**Exercise objective**
Word for word, repeat every record.

**Task inputs**

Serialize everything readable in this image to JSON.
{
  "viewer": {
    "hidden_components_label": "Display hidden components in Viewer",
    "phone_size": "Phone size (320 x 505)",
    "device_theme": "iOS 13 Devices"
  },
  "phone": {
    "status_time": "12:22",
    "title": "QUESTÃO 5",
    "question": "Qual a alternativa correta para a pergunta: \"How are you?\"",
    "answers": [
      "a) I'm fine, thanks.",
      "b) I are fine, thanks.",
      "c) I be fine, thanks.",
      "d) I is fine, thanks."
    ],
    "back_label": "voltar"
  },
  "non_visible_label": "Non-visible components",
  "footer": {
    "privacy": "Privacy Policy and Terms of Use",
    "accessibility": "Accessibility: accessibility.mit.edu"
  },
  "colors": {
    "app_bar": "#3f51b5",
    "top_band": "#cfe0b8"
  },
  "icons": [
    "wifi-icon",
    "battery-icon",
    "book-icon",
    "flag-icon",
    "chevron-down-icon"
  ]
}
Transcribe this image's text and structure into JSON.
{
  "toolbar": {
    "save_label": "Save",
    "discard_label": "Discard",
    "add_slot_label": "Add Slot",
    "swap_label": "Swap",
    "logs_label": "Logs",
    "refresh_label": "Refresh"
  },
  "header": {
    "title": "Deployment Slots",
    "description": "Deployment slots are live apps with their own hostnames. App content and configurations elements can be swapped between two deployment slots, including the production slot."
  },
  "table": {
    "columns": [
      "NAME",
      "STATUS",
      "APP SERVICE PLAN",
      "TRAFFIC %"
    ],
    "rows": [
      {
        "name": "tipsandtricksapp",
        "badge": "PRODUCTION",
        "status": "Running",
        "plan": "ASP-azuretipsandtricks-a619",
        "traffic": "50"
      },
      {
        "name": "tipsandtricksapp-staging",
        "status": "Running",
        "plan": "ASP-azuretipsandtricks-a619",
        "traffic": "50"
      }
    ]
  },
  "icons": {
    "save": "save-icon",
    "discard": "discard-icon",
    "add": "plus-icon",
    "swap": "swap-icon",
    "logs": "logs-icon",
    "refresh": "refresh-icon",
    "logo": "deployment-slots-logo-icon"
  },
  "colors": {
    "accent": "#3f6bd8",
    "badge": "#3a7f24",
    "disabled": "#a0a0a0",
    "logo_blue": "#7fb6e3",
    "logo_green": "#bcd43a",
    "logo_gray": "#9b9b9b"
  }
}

**Task result**
Serialize everything readable in this image to JSON.
{
  "viewer": {
    "hidden_components_label": "Display hidden components in Viewer",
    "phone_size": "Phone size (320 x 505)",
    "device_theme": "iOS 13 Devices"
  },
  "phone": {
    "status_time": "12:22",
    "title": "QUESTÃO 5",
    "question": "Qual a alternativa correta para a pergunta: \"How are you?\"",
    "answers": [
      "a) I'm fine, thanks.",
      "b) I are fine, thanks.",
      "c) I be fine, thanks.",
      "d) I is fine, thanks."
    ],
    "back_label": "voltar"
  },
  "non_visible_label": "Non-visible components",
  "footer": {
    "privacy": "Privacy Policy and Terms of Use",
    "accessibility": "Accessibility: accessibility.mit.edu"
  },
  "colors": {
    "app_bar": "#3f51b5",
    "top_band": "#cfe0b8"
  },
  "icons": [
    "wifi-icon",
    "battery-icon",
    "book-icon",
    "flag-icon",
    "chevron-down-icon"
  ]
}
Transcribe this image's text and structure into JSON.
{
  "toolbar": {
    "save_label": "Save",
    "discard_label": "Discard",
    "add_slot_label": "Add Slot",
    "swap_label": "Swap",
    "logs_label": "Logs",
    "refresh_label": "Refresh"
  },
  "header": {
    "title": "Deployment Slots",
    "description": "Deployment slots are live apps with their own hostnames. App content and configurations elements can be swapped between two deployment slots, including the production slot."
  },
  "table": {
    "columns": [
      "NAME",
      "STATUS",
      "APP SERVICE PLAN",
      "TRAFFIC %"
    ],
    "rows": [
      {
        "name": "tipsandtricksapp",
        "badge": "PRODUCTION",
        "status": "Running",
        "plan": "ASP-azuretipsandtricks-a619",
        "traffic": "50"
      },
      {
        "name": "tipsandtricksapp-staging",
        "status": "Running",
        "plan": "ASP-azuretipsandtricks-a619",
        "traffic": "50"
      }
    ]
  },
  "icons": {
    "save": "save-icon",
    "discard": "discard-icon",
    "add": "plus-icon",
    "swap": "swap-icon",
    "logs": "logs-icon",
    "refresh": "refresh-icon",
    "logo": "deployment-slots-logo-icon"
  },
  "colors": {
    "accent": "#3f6bd8",
    "badge": "#3a7f24",
    "disabled": "#a0a0a0",
    "logo_blue": "#7fb6e3",
    "logo_green": "#bcd43a",
    "logo_gray": "#9b9b9b"
  }
}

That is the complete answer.